In honor of all the victims of the tragedy of September 11 and its aftermath, their families, and their friends.
I will always remember, as will many of us, where I was the morning of September 11, 2001. A lucky change in job the day before kept me away from Ground Zero at the time of the attack.
I was a vice president at Merrill Lynch, working at its headquarters in New York City. For a year, I had been commuting on the PATH train from New Jersey to the World Trade Center, arriving around 8:45 a.m. every day. I then took an escalator and sky bridge over to my office at Two World Financial Center.
On Monday, September 10, 2001, I started a new position in the company’s Princeton, New Jersey office. At 8:46 a.m. on Tuesday, when the first plane hit, I was pulling into a parking lot in suburbia, not in a crowd of panicked commuters underneath the WTC. The first sign that something was amiss was when my NPR signal went out. (WNYC had a transmitter on top of the WTC.) The “could have been” occupied my thoughts for weeks.
I don’t want to overstate my experience versus those who were killed, injured, or knew those who were. My heart goes out to them every time I think about it. The event affected me, though, in more ways than I realized at the time. It is perhaps not coincidental that shortly after September 11, Helen and I began to talk seriously about having a child, after more than eight years together. Unseized opportunities took on new immediacy. Yes, it gave us pause, wanting to bring a child into a world where “detonate” is a reflexive verb. But when we lose our faith in the future, the terrorists have already won.

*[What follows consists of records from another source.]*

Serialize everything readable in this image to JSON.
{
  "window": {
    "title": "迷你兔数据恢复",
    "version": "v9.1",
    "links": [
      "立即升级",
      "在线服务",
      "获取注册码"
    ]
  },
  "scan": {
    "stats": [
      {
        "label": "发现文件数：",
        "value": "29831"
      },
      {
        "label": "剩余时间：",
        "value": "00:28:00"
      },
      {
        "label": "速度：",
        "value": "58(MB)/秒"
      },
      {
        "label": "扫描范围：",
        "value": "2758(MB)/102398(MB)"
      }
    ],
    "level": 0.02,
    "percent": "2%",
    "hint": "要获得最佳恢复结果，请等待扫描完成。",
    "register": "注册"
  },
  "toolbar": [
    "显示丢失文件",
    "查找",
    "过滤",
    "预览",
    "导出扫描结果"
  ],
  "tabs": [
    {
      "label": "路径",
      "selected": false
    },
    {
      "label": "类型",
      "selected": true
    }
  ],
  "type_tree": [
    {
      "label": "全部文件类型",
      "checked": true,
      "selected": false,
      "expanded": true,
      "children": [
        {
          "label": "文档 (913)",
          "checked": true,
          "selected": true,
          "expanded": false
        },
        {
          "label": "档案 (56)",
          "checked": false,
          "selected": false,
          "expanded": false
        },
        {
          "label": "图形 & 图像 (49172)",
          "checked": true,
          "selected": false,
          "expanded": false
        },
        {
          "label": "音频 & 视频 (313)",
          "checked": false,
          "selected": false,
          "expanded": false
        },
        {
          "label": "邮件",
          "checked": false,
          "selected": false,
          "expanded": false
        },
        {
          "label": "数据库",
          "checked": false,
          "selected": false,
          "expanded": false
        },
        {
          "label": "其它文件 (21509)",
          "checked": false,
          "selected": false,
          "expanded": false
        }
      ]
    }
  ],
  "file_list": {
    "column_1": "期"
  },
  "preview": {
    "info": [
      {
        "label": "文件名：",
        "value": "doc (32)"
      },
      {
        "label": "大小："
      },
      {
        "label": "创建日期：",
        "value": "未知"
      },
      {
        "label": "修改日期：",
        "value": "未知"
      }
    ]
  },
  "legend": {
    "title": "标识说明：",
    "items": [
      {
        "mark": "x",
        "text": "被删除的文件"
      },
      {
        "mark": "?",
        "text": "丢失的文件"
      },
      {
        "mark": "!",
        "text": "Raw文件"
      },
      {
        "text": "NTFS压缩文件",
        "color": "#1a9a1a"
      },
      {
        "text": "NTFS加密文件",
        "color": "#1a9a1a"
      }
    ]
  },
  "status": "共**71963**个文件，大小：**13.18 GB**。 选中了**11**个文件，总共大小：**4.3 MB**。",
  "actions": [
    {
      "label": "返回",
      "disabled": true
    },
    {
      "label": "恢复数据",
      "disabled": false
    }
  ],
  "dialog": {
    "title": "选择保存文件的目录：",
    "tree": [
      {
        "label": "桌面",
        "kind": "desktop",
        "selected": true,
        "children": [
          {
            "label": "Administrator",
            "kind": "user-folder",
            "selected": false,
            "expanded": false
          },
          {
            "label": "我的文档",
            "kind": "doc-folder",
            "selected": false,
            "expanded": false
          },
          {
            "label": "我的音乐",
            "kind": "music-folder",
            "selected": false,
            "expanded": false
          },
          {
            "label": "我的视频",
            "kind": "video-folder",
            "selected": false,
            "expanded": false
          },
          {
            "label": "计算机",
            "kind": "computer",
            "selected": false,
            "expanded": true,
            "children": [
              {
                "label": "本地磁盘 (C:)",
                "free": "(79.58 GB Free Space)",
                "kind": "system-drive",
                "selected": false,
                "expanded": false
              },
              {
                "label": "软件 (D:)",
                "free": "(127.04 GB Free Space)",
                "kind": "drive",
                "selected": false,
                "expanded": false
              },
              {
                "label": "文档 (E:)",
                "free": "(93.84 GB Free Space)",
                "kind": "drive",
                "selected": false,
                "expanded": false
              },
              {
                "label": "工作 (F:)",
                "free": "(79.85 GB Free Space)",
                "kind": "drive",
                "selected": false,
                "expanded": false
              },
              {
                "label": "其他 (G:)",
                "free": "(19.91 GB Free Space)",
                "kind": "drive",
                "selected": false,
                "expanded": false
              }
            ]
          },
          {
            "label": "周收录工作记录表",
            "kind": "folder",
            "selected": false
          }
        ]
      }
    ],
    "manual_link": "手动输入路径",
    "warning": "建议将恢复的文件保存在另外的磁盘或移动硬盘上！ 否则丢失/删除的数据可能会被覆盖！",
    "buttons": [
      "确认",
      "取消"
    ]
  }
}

May we all work in whatever way we can for a safer, more peaceful world for our children—and children of all countries, faiths, and cultures.
(The tall building with the flat black top just to the left of the WTC in the photo is Two World Financial Center, where I worked.)